The slump continues.
I’ve managed to go from 30,000 to a touch over 50,000 words on the latest manuscript, and it’s not nearly finished. The tentative title of Witchbreed’s Fire has gone by the wayside in favor of another title that is more in keeping with the first book in this duet. I’m now calling it Daughter of the Deepwood.
Get your minds out of the gutter, folks.
Here’s how the thought goes: In the same world as Daughter of the Twin Moons, there’s another race of fae called the Daimónio Refstófae who reign over a land called Daimónagi. Students of classical languages will recognize the incorporation of Greek here. The race name loosely means “fluid demon” with “fae” added to it. These are a race of shape-shifting (fluid) fae. Most of the story takes place within the capital which is also a sentient mountain fortress, à la Minis Tirith from Tolkien’s Lord of the Rings story. In my story, though, the fortress is called Froúrio Daimónafae, which basically means “demon castle” with “fae” tacked on it.

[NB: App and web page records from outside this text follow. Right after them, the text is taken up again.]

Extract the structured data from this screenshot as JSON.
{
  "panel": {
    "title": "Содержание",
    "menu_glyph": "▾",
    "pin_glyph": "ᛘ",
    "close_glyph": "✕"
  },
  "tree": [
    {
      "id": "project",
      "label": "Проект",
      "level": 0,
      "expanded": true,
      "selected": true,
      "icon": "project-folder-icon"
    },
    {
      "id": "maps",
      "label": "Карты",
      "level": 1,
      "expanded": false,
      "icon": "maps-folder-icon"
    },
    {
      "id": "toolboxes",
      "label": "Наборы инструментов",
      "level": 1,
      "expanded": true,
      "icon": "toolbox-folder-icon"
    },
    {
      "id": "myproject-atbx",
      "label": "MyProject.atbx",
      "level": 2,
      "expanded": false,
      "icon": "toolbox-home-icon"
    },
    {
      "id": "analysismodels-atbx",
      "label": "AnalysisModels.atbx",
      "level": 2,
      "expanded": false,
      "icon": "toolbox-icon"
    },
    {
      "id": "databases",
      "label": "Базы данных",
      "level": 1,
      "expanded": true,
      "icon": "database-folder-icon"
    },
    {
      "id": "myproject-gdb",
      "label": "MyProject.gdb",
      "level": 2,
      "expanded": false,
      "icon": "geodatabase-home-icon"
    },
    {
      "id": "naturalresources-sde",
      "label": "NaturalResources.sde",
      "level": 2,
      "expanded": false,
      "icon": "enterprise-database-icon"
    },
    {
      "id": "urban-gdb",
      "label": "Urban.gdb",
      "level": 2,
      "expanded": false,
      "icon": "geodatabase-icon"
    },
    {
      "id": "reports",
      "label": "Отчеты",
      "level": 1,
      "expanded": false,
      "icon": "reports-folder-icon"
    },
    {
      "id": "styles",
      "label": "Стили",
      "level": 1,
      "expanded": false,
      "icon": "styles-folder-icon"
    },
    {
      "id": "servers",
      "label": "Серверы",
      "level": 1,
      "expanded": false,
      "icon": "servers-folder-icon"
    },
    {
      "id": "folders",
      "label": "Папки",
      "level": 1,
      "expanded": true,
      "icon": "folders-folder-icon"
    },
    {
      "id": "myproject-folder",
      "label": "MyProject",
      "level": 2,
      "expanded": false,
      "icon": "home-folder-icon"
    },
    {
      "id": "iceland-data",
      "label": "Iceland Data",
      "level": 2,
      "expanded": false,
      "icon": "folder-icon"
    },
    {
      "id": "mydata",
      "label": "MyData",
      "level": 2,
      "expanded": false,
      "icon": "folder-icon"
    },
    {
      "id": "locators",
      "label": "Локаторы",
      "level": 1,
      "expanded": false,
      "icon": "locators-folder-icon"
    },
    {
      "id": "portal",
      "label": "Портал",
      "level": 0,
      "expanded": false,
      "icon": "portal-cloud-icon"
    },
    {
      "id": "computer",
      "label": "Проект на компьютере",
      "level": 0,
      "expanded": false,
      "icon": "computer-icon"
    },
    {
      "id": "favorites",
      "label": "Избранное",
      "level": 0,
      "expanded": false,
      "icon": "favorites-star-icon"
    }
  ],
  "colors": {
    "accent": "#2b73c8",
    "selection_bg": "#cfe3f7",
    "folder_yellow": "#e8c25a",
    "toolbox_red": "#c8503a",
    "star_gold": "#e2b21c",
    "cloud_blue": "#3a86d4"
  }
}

I have to keep using copy-and-paste, because I haven’t yet internalized the spellings. Sloppy of me, I know.
So… the story begins in a prison in the human realm of Fyrgia, which has Biblical, not LOTR, associations (Phrygia). Our hero, Lord Captain Falco of the Daimónagi High Guard, contemplates his not-so-joyful future of torture when he hears a voice from the other side of the wall between prison cells. That other voice belongs to our heroine, Calista. She’s been a prisoner much longer than Falco.
Without getting into details, they escape. However, Calista’s injuries are too severe for fae healing. Indebted to Calista for her part in their escape, Falco takes her to the heart of the Great Forest, known as the Deepwood, where the two ancient and powerful guardians dwell. The unicorn guardians agree to heal her, but their healing manifests as something other than mere “restoration.” As part of his debt of honor, Falco vows to join his soul with Calista’s, which means he must relinquish his expectations of a marriage to the Lord General’s lovely daughter, Sorcinnia.
Thus far, the adjustment period occupies much of the book. Calista is Witchbreed, not fae, and therefore different in a race and culture that prizes conformity. Froúrio Daimónafae, a Dwarf gardener, and a Pixie maid befriend her as she tries to find a place for herself and occupation within Daimónagi society and reconcile that she is not Falco’s choice of bride.
Since this is a fantasy romance, Falco’s affection for Calista grows, as well as hers for him. In a departure from my usual stuff, we’re not dealing with “instalust” or love at first sight. Heck, I’ve gone 50,000-plus words into the book and they’ve hardly done more than kissed. There’s a good reason for that, not the least of which is Falco’s determination to treat his bride with honor.
I begin to wonder if Falco’s version of romance hero is a backlash against the arrogant, womanizing jerks that serve as hero material in most romances today.